▶ [Required work]
Please retype the data below in full.

▶ [Dataset records]
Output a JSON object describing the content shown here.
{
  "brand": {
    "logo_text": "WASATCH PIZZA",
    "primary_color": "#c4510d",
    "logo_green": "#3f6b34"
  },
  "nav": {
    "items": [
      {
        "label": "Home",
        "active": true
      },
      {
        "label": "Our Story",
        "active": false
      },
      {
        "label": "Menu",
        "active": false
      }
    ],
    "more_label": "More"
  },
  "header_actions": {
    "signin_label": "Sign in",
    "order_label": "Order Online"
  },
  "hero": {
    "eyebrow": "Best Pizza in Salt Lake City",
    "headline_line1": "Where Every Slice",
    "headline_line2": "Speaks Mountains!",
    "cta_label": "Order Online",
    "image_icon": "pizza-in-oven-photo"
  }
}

▶ [Worked solution]
Output a JSON object describing the content shown here.
{
  "brand": {
    "logo_text": "WASATCH PIZZA",
    "primary_color": "#c4510d",
    "logo_green": "#3f6b34"
  },
  "nav": {
    "items": [
      {
        "label": "Home",
        "active": true
      },
      {
        "label": "Our Story",
        "active": false
      },
      {
        "label": "Menu",
        "active": false
      }
    ],
    "more_label": "More"
  },
  "header_actions": {
    "signin_label": "Sign in",
    "order_label": "Order Online"
  },
  "hero": {
    "eyebrow": "Best Pizza in Salt Lake City",
    "headline_line1": "Where Every Slice",
    "headline_line2": "Speaks Mountains!",
    "cta_label": "Order Online",
    "image_icon": "pizza-in-oven-photo"
  }
}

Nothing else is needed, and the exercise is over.